The collapse of the Earth’s magnetic field, which both guards the planet and guides many of its creatures, appears to have started in earnest about 150 years ago. The field’s strength has waned 10 to 15 percent so far, and this deterioration has accelerated of late, increasing debate over whether it portends a reversal of the lines of magnetic force that normally envelop the Earth.
During a reversal, the main field weakens, almost vanishes, and then reappears with opposite polarity. Afterward, compass needles that normally point north would point south, and during the thousands of years of transition much in the heavens and Earth would go askew.
A reversal could knock out power grids, injure astronauts and satellites, widen atmospheric ozone holes, send polar auroras flashing to the equator and confuse birds, fish and migratory animals that rely on the steadiness of the magnetic field as a navigation aid. But experts said the repercussions would fall short of catastrophic, despite a few proclamations of doom and sketchy evidence of past links between field reversals and species extinctions.
Damage to satellites
Although a total flip may be hundreds or thousands of years away, the rapid decline in magnetic strength is already damaging satellites.
Last month, the European Space Agency approved the world’s largest effort at tracking the field’s shifts. A trio of new satellites, called Swarm, are to monitor the collapsing field with far greater precision than before and help scientists forecast its prospective state.
“We want to get some idea of how this would evolve in the near future, just like people trying to predict the weather,” said Gauthier Hulot, a French geophysicist working on the satellite plan. “I’m personally quite convinced we should be able to work out the first predictions by the end of the mission.”

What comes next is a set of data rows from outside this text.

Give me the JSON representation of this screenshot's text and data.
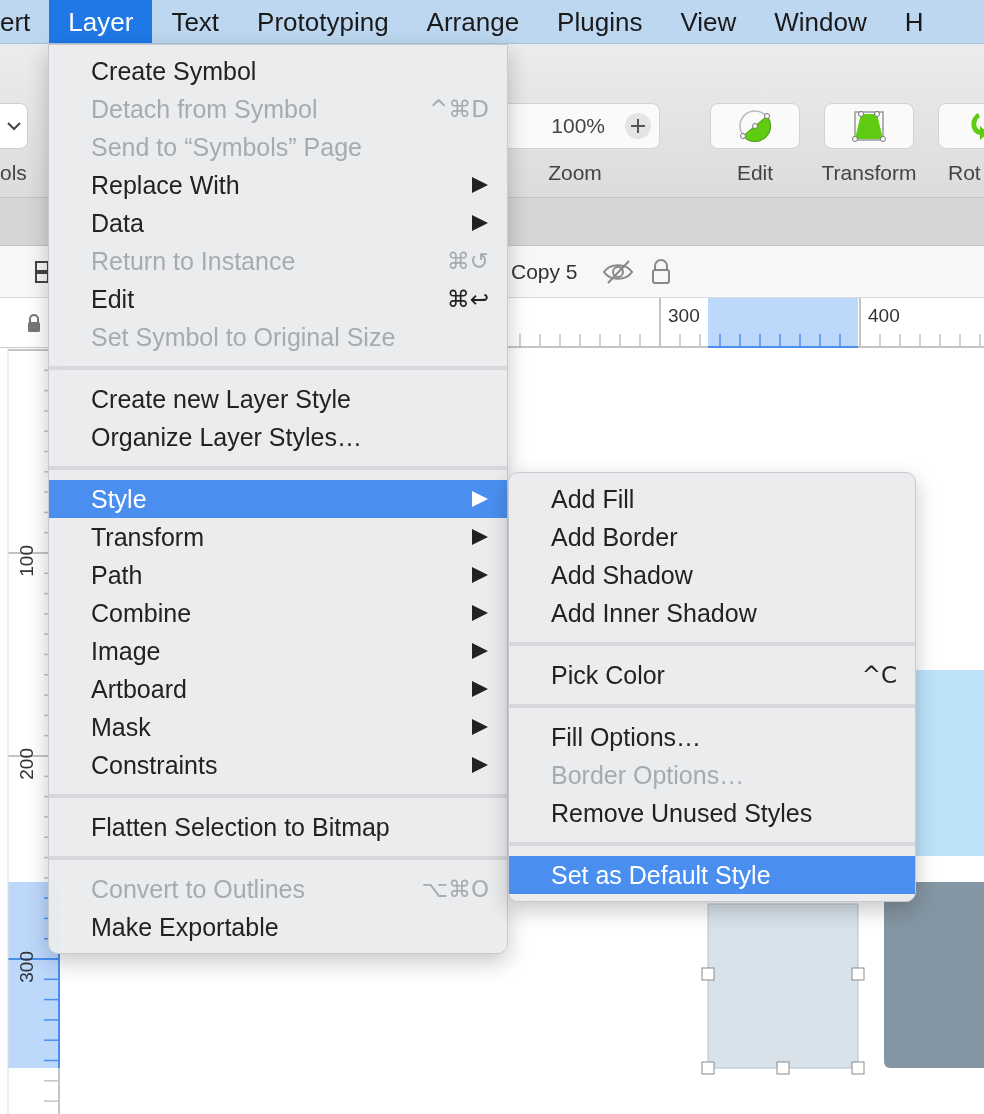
{
  "menu_bar": {
    "items": [
      {
        "label": "ert",
        "selected": false
      },
      {
        "label": "Layer",
        "selected": true
      },
      {
        "label": "Text",
        "selected": false
      },
      {
        "label": "Prototyping",
        "selected": false
      },
      {
        "label": "Arrange",
        "selected": false
      },
      {
        "label": "Plugins",
        "selected": false
      },
      {
        "label": "View",
        "selected": false
      },
      {
        "label": "Window",
        "selected": false
      },
      {
        "label": "H",
        "selected": false
      }
    ]
  },
  "toolbar": {
    "dropdown_label": "ols",
    "zoom": {
      "value": "100%",
      "label": "Zoom"
    },
    "buttons": [
      {
        "kind": "edit",
        "label": "Edit"
      },
      {
        "kind": "transform",
        "label": "Transform"
      },
      {
        "kind": "rotate",
        "label": "Rot"
      }
    ]
  },
  "layer_bar": {
    "name": "Copy 5"
  },
  "ruler_top": {
    "labels": [
      "300",
      "400"
    ]
  },
  "ruler_left": {
    "labels": [
      "100",
      "200",
      "300"
    ]
  },
  "layer_menu": {
    "items": [
      {
        "kind": "item",
        "label": "Create Symbol",
        "disabled": false,
        "selected": false
      },
      {
        "kind": "item",
        "label": "Detach from Symbol",
        "shortcut": "^⌘D",
        "disabled": true,
        "selected": false
      },
      {
        "kind": "item",
        "label": "Send to “Symbols” Page",
        "disabled": true,
        "selected": false
      },
      {
        "kind": "item",
        "label": "Replace With",
        "submenu": true,
        "disabled": false,
        "selected": false
      },
      {
        "kind": "item",
        "label": "Data",
        "submenu": true,
        "disabled": false,
        "selected": false
      },
      {
        "kind": "item",
        "label": "Return to Instance",
        "shortcut": "⌘↺",
        "disabled": true,
        "selected": false
      },
      {
        "kind": "item",
        "label": "Edit",
        "shortcut": "⌘↩",
        "disabled": false,
        "selected": false
      },
      {
        "kind": "item",
        "label": "Set Symbol to Original Size",
        "disabled": true,
        "selected": false
      },
      {
        "kind": "separator"
      },
      {
        "kind": "item",
        "label": "Create new Layer Style",
        "disabled": false,
        "selected": false
      },
      {
        "kind": "item",
        "label": "Organize Layer Styles…",
        "disabled": false,
        "selected": false
      },
      {
        "kind": "separator"
      },
      {
        "kind": "item",
        "label": "Style",
        "submenu": true,
        "disabled": false,
        "selected": true
      },
      {
        "kind": "item",
        "label": "Transform",
        "submenu": true,
        "disabled": false,
        "selected": false
      },
      {
        "kind": "item",
        "label": "Path",
        "submenu": true,
        "disabled": false,
        "selected": false
      },
      {
        "kind": "item",
        "label": "Combine",
        "submenu": true,
        "disabled": false,
        "selected": false
      },
      {
        "kind": "item",
        "label": "Image",
        "submenu": true,
        "disabled": false,
        "selected": false
      },
      {
        "kind": "item",
        "label": "Artboard",
        "submenu": true,
        "disabled": false,
        "selected": false
      },
      {
        "kind": "item",
        "label": "Mask",
        "submenu": true,
        "disabled": false,
        "selected": false
      },
      {
        "kind": "item",
        "label": "Constraints",
        "submenu": true,
        "disabled": false,
        "selected": false
      },
      {
        "kind": "separator"
      },
      {
        "kind": "item",
        "label": "Flatten Selection to Bitmap",
        "disabled": false,
        "selected": false
      },
      {
        "kind": "separator"
      },
      {
        "kind": "item",
        "label": "Convert to Outlines",
        "shortcut": "⌥⌘O",
        "disabled": true,
        "selected": false
      },
      {
        "kind": "item",
        "label": "Make Exportable",
        "disabled": false,
        "selected": false
      }
    ]
  },
  "style_submenu": {
    "items": [
      {
        "kind": "item",
        "label": "Add Fill",
        "disabled": false,
        "selected": false
      },
      {
        "kind": "item",
        "label": "Add Border",
        "disabled": false,
        "selected": false
      },
      {
        "kind": "item",
        "label": "Add Shadow",
        "disabled": false,
        "selected": false
      },
      {
        "kind": "item",
        "label": "Add Inner Shadow",
        "disabled": false,
        "selected": false
      },
      {
        "kind": "separator"
      },
      {
        "kind": "item",
        "label": "Pick Color",
        "shortcut": "^C",
        "disabled": false,
        "selected": false
      },
      {
        "kind": "separator"
      },
      {
        "kind": "item",
        "label": "Fill Options…",
        "disabled": false,
        "selected": false
      },
      {
        "kind": "item",
        "label": "Border Options…",
        "disabled": true,
        "selected": false
      },
      {
        "kind": "item",
        "label": "Remove Unused Styles",
        "disabled": false,
        "selected": false
      },
      {
        "kind": "separator"
      },
      {
        "kind": "item",
        "label": "Set as Default Style",
        "disabled": false,
        "selected": true
      }
    ]
  }
}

The discipline is one of a number — like high-energy physics and aspects of space science — where Europeans have recently come from behind to seize the initiative, dismaying some U.S. experts.

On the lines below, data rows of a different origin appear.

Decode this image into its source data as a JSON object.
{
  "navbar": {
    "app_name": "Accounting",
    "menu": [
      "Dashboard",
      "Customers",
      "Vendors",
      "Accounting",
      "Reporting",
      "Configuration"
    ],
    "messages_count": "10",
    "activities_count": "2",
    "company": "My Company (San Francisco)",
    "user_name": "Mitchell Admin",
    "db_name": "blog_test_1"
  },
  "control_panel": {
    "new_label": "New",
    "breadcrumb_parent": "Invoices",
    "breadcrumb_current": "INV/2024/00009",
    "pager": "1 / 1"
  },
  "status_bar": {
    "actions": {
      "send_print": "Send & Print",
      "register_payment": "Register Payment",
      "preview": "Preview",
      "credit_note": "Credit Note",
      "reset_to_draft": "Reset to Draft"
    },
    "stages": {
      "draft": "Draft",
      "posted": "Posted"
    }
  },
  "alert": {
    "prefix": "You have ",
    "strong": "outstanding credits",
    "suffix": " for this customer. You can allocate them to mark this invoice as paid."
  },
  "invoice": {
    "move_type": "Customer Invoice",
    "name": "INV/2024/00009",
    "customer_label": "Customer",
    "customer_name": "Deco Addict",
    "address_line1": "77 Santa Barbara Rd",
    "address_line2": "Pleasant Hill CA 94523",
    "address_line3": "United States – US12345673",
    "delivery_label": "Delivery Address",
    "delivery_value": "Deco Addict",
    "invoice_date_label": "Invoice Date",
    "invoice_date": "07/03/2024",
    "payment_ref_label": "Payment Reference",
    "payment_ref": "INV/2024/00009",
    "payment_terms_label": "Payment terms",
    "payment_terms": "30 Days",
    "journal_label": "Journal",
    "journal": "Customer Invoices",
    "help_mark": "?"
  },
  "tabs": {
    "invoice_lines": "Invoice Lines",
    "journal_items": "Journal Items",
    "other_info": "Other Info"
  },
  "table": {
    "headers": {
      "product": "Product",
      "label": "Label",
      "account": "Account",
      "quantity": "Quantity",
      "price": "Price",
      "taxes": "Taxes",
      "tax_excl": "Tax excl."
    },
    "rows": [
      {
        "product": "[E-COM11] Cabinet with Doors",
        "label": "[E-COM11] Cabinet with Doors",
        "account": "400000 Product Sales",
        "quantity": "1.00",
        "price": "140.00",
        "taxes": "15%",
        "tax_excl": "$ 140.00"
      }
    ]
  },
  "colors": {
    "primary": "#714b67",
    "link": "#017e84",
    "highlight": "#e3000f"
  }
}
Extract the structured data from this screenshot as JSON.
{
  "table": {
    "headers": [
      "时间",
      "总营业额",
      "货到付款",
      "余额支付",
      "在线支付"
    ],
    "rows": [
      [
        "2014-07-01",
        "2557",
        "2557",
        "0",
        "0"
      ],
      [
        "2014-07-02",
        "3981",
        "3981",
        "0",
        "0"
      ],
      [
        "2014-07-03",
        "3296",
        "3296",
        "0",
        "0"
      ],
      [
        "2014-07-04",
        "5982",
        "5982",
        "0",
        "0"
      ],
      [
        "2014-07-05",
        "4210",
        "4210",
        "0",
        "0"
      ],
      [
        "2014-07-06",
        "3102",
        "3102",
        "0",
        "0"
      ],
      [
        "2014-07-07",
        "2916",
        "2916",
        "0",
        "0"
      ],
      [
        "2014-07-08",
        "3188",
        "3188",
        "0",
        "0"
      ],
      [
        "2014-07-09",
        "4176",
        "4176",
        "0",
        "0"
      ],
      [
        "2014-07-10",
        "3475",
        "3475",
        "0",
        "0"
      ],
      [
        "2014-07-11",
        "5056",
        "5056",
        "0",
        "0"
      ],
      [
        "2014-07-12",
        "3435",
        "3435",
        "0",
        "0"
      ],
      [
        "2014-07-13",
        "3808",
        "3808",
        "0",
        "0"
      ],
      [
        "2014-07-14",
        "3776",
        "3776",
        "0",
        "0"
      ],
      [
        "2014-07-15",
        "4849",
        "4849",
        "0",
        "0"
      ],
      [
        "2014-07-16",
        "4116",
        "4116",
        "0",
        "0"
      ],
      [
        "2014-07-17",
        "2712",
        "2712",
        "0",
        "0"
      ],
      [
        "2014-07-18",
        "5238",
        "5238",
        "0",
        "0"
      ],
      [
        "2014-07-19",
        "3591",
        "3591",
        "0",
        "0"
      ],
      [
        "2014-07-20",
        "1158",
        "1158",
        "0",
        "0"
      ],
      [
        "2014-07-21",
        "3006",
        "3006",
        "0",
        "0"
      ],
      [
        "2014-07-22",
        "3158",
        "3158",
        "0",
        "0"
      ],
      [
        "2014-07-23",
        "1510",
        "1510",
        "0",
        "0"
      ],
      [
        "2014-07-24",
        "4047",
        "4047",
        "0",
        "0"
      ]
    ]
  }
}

2,000 years to mature
No matter what the new findings, the public has no reason to panic, scientists say. Even if a flip is imminent, it might take 2,000 years to mature. The last one took place 780,000 years ago, when Homo erectus was still learning how to make stone tools.
Some experts suggest a reversal is overdue. “The fact that it’s dropping so rapidly gives you pause,” said John Tarduno, a professor of geophysics at the University of Rochester. “It looks like things we see in computer models of a reversal.”

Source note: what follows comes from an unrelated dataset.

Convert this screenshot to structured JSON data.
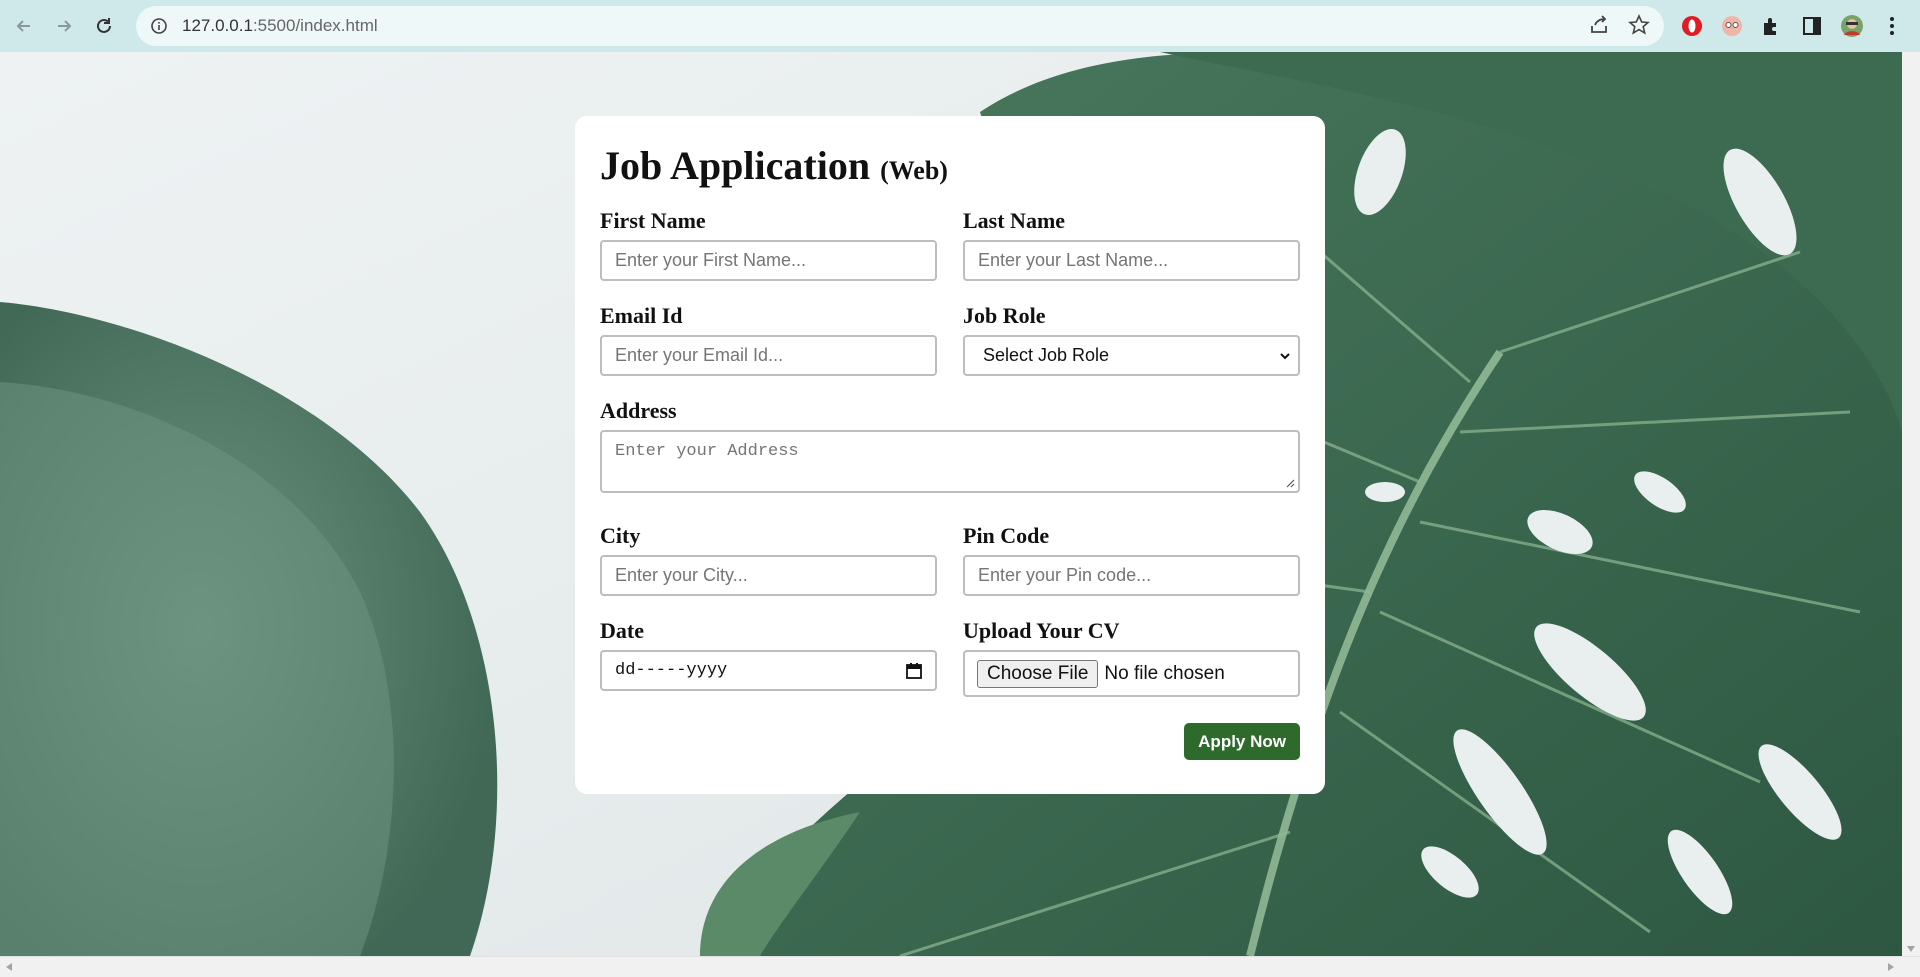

In an interview, Tarduno put the odds of an impending flip at more likely than not, adding that some of his colleagues were placing informal bets on the possibility but realized they would probably be long gone by the time the picture clarified.
Deep inside the Earth, the magnetic field arises as the fluid core oozes with hot currents of molten iron and this mechanical energy gets converted into electromagnetism. It is known as the geodynamo. In a car’s generator, the same principle turns mechanical energy into electricity.
No one knows precisely why the field periodically reverses but scientists say the responsibility probably lies with changes in the turbulent flows of molten iron, which they envision as similar to the churning gases that make up the clouds of Jupiter.
In theory, a reversal could have major effects, because over the ages many aspects of nature and society have come to rely on the field’s steadiness.